Survey Says As health care costs rise, more Americans are being pushed into inadequate health insurance plans that cause them to put off care.
By Gaby Galvin, Staff Writer
MORE AMERICANS ARE insured than in the past, but millions are enrolled in skimpy health plans that often keep them from seeking care, according to a new report from The Commonwealth Fund.
Researchers estimate that in 2018, 45 percent of working-age adults, or 87 million people, were either underinsured or had no coverage for at least part of the last year – a share that is essentially unchanged from 2010, despite monumental shifts in health policy during that time.
The Affordable Care Act, which was enacted in 2010 and saw key provisions put in effect in 2014, expanded Medicaid eligibility and subsidized coverage for millions of Americans who were low-income or didn’t have access to health insurance through their employers, but largely left employer-based coverage alone. Nearly 20 million people gained access to health coverage as a result.
Yet the country also is now grappling with a larger pool of people who are underinsured – meaning they have health coverage, but also have high out-of-pocket health care costs relative to their incomes and are more likely to put off care or struggle to pay medical expenses, according to the report.
“U.S. working-age adults are significantly more likely to have health insurance since the ACA became law in 2010,” Sara Collins, lead author of the study and The Commonwealth Fund’s vice president for health care coverage and access, said in a statement. “But the improvement in uninsured rates has stalled (and) more people have health plans that fail to adequately protect them from health care costs.”
More than half of adults under age 65 are insured through their jobs, while about a quarter are enrolled in Medicaid or have insurance through the individual market, the report said. Among those with health coverage, 29 percent said they were underinsured in 2018, up from 23 percent in 2014, the survey found.
In 2018, 41 percent of underinsured adults said they had delayed care and 47 percent said they had trouble paying their medical bills. Among those with adequate health coverage, meanwhile, 23 percent said they had put off care, while 25 percent said they had problems with medical expenses.
The increase in Americans with leaner health coverage has largely been driven by employer-based plans, not the ACA’s individual marketplaces, The Commonwealth Fund found. As health care costs have risen, employers have asked workers to shoulder some of the burden by offering plans with higher deductibles or requiring them to pay a larger share of premiums.
The findings indicate efforts to get people onto job-based plans aren’t enough to get them access to care, and that policymakers should address the “relatively quick erosion of employer coverage and its impact on workers,” Dr. David Blumenthal, president of the Commonwealth Fund, said in a statement.
Coverage gaps due to reasons like job loss also affect people’s ability to access care, even if these lapses are temporary.
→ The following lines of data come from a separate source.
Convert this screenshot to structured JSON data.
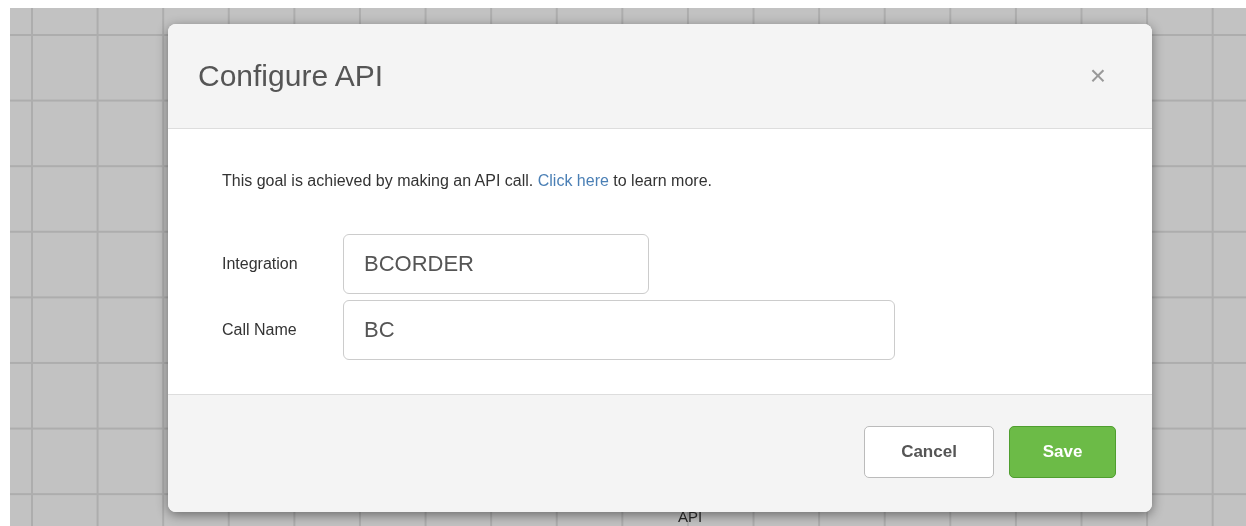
{
  "canvas": {
    "node_label": "API"
  },
  "dialog": {
    "title": "Configure API",
    "close": "×",
    "intro": {
      "before": "This goal is achieved by making an API call. ",
      "link": "Click here",
      "after": " to learn more."
    },
    "fields": [
      {
        "label": "Integration",
        "value": "BCORDER"
      },
      {
        "label": "Call Name",
        "value": "BC"
      }
    ],
    "buttons": [
      {
        "label": "Cancel",
        "kind": "secondary"
      },
      {
        "label": "Save",
        "kind": "primary"
      }
    ]
  }
}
While coverage gaps tend to be shorter now than before the ACA, adults with continuous health insurance were more likely to get their recommended primary care and cancer screenings than those with gaps in coverage, the survey found, even if they were underinsured.
Efforts by the Trump administration to weaken the ACA also play a role. Last year, for example, the administration issued new insurance rules that expanded access to inexpensive, short-term health plans, which are exempt from ACA protections for pre-existing conditions. But nearly a dozen states have set their own short-term plan limits since then, according to the Center on Budget and Policy Priorities.
“Health care costs are primarily what’s driving growth in premiums across all health insurance markets,” the report said, and policy efforts to improve health coverage should be paired with attempts to cut medical spending. The Commonwealth Fund cited the shift toward payment models that reward health care providers by health outcomes, not by the volume of services they deliver, as a promising effort.
Policymakers also can address the rising cost of prescription drugs, which President Donald Trump cited as a priority during his State of the Union address this week, and should closely monitor proposed mergers between providers and payers, the report said.
“Moving forward, it will be essential to protect, and grow, the ACA’s coverage gains while also working to ensure people with health insurance can get and afford the care they need,” Collins said.